Overdoing calories (especially from red meat and sugary drinks) is the reason 33 percent of adults have non-alcoholic fatty liver disease, a fat buildup in liver cells that leads to swelling, scarring or even liver failure for up to half of those with the condition.
Within five years, fatty liver due to obesity could be the new No. 1 reason for liver failure and the need for liver transplants in the U.S. and Canada.
You can't feel the slow buildup of fat, though your doc can spot it early with an ultrasound or later via a routine blood test. (Be sure to ask for liver readings at your next physical.) But don't wait for bad news. Here's how to show your liver a little more love every day:
Stop seeing (and eating) red.

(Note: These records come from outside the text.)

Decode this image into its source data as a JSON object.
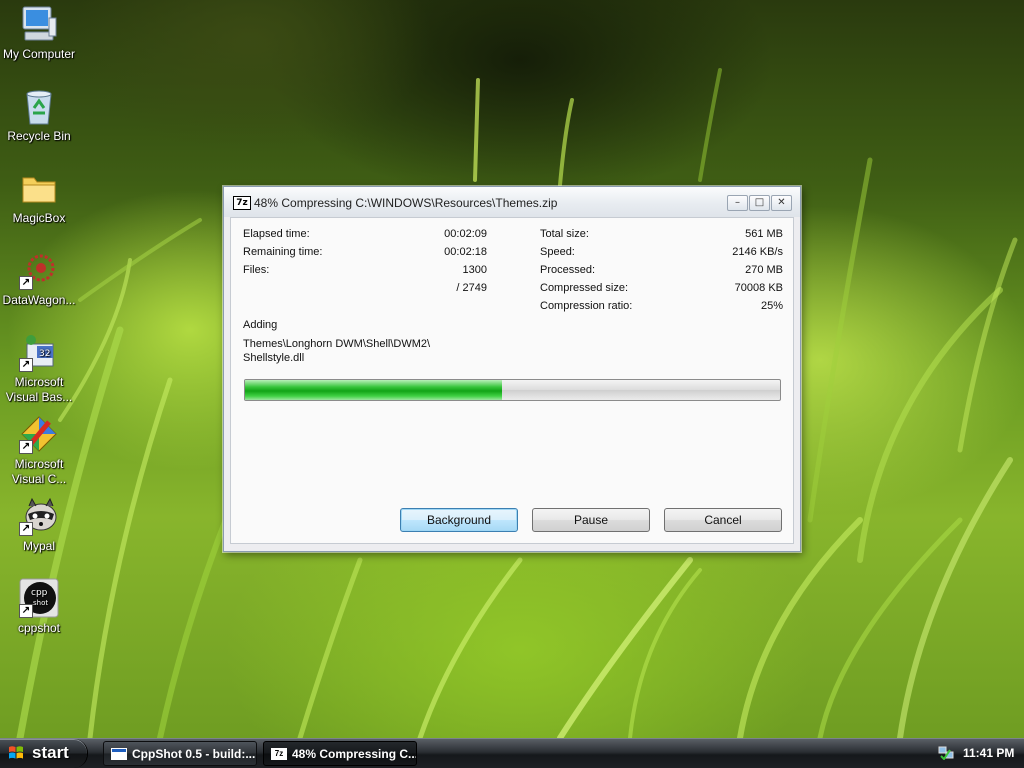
{
  "desktop": {
    "icons": [
      {
        "label": "My Computer"
      },
      {
        "label": "Recycle Bin"
      },
      {
        "label": "MagicBox"
      },
      {
        "label": "DataWagon..."
      },
      {
        "label": "Microsoft\nVisual Bas..."
      },
      {
        "label": "Microsoft\nVisual C..."
      },
      {
        "label": "Mypal"
      },
      {
        "label": "cppshot"
      }
    ]
  },
  "dialog": {
    "title_icon": "7z",
    "title": "48% Compressing C:\\WINDOWS\\Resources\\Themes.zip",
    "window_buttons": {
      "minimize": "–",
      "maximize": "□",
      "close": "✕"
    },
    "stats_left": [
      {
        "label": "Elapsed time:",
        "value": "00:02:09"
      },
      {
        "label": "Remaining time:",
        "value": "00:02:18"
      },
      {
        "label": "Files:",
        "value": "1300"
      },
      {
        "label": "",
        "value": "/ 2749"
      }
    ],
    "stats_right": [
      {
        "label": "Total size:",
        "value": "561 MB"
      },
      {
        "label": "Speed:",
        "value": "2146 KB/s"
      },
      {
        "label": "Processed:",
        "value": "270 MB"
      },
      {
        "label": "Compressed size:",
        "value": "70008 KB"
      },
      {
        "label": "Compression ratio:",
        "value": "25%"
      }
    ],
    "operation": "Adding",
    "current_file_line1": "Themes\\Longhorn DWM\\Shell\\DWM2\\",
    "current_file_line2": "Shellstyle.dll",
    "progress_percent": 48,
    "buttons": {
      "background": "Background",
      "pause": "Pause",
      "cancel": "Cancel"
    }
  },
  "taskbar": {
    "start_label": "start",
    "tasks": [
      {
        "label": "CppShot 0.5 - build:...",
        "icon": "window-icon"
      },
      {
        "label": "48% Compressing C...",
        "icon": "7zip-icon"
      }
    ],
    "clock": "11:41 PM",
    "tray_icon": "network-icon"
  },
  "colors": {
    "progress_fill": "#12a417",
    "default_button_border": "#3c7fb1",
    "taskbar": "#1e2125"
  }
}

A diet packed with red meat boosts bodywide inflammation and raises your risk for a fat-packed liver by 45 percent. Munching 4 ounces a day triples your risk, compared with folks who indulge only once in a while.
Put more fish and green veggies on your plate. Seafood, like salmon and ocean trout, is rich in omega-3 fatty acids, which discourage fat buildup in the liver. So does purified omega-7 (for more info, see "YOU: The Owner's Manual, Updated and Expanded Edition"). Veggies, such as asparagus, contain minerals and amino acids that help liver cells detox themselves. And broccoli and cabbage contain sulfur compounds that help your liver clear toxins from your body.

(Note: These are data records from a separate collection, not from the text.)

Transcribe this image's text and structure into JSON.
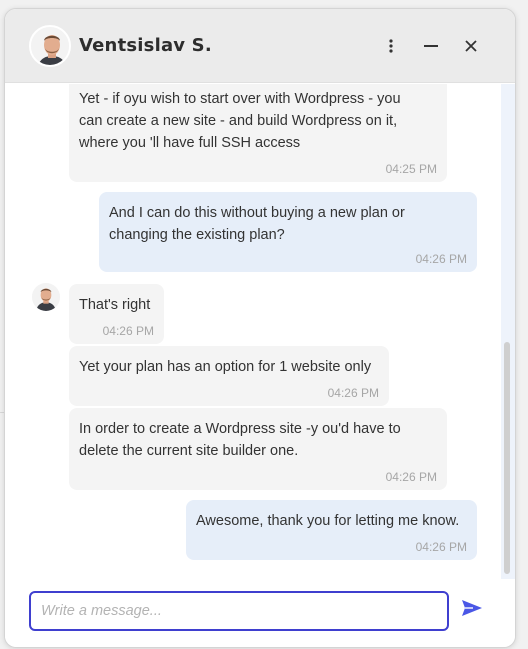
{
  "colors": {
    "accent": "#3f3fcf",
    "send_icon": "#4a57e6",
    "incoming_bubble": "#f4f4f4",
    "outgoing_bubble": "#e6eef9",
    "header_bg": "#ebebeb"
  },
  "header": {
    "agent_name": "Ventsislav S.",
    "icons": [
      "more-vertical-icon",
      "minimize-icon",
      "close-icon"
    ]
  },
  "messages": [
    {
      "direction": "in",
      "text": "Yet - if oyu wish to start over with Wordpress - you\ncan create a new site - and build Wordpress on it,\nwhere you 'll have full SSH access",
      "time": "04:25 PM"
    },
    {
      "direction": "out",
      "text": "And I can do this without buying a new plan or\nchanging the existing plan?",
      "time": "04:26 PM"
    },
    {
      "direction": "in",
      "text": "That's right",
      "time": "04:26 PM",
      "avatar": true
    },
    {
      "direction": "in",
      "text": "Yet your plan has an option for 1 website only",
      "time": "04:26 PM"
    },
    {
      "direction": "in",
      "text": "In order to create a Wordpress site -y ou'd have to\ndelete the current site builder one.",
      "time": "04:26 PM"
    },
    {
      "direction": "out",
      "text": "Awesome, thank you for letting me know.",
      "time": "04:26 PM"
    }
  ],
  "composer": {
    "placeholder": "Write a message...",
    "value": ""
  }
}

Say "So long" to sugary drinks. They raise fatty liver odds by 45 percent. The reason: Fructose in soft drinks (and other sweet treats) revs up the liver's production of fats. In their place, wet your whistle with coffee and tea. Caffeine stimulates the breakdown of lipids stored in liver cells.
There's evidence that four cups of coffee or tea a day could help prevent this disease. Dr. Oz's favorite liver elixir: A quarter-cup of warm water flavored with the juice of one lemon wedge and two dashes of hot pepper sauce.
Warm water aids digestion, lemon juice packs inflammation-soothing vitamin C, and the capsaicin in hot pepper helps your liver do its job.
Say "Cheers," but not too often. One crazy night of binge drinking - in two hours, downing four or more drinks if you're a woman, five or more if you're a man - can seriously harm your liver. And 30 percent of women and 40 percent of men do that at least once a year. You can slow down your alcohol intake with a glass of water before and after each drink, or try nonalcoholic beer.
Don't believe in magic pills. Avoid all herbs, supplements and packaged formulas with a cocktail of ingredients. Far too often, they contain drugs not listed on the label while missing what they claim to provide.
Your safest bet: Buy only supplements certified by the U.S. Pharmacopeial Convention. And that acetaminophen? Sure, it relieves pain, but stick with the dose on the label, and never combine with alcohol.
Mehmet Oz, M.D. is host of "The Dr. Oz Show," and Mike Roizen, M.D. is Chief Wellness Officer and Chair of Wellness Institute at Cleveland Clinic. To live your healthiest, tune into "The Dr. Oz Show" or visit www.sharecare.com.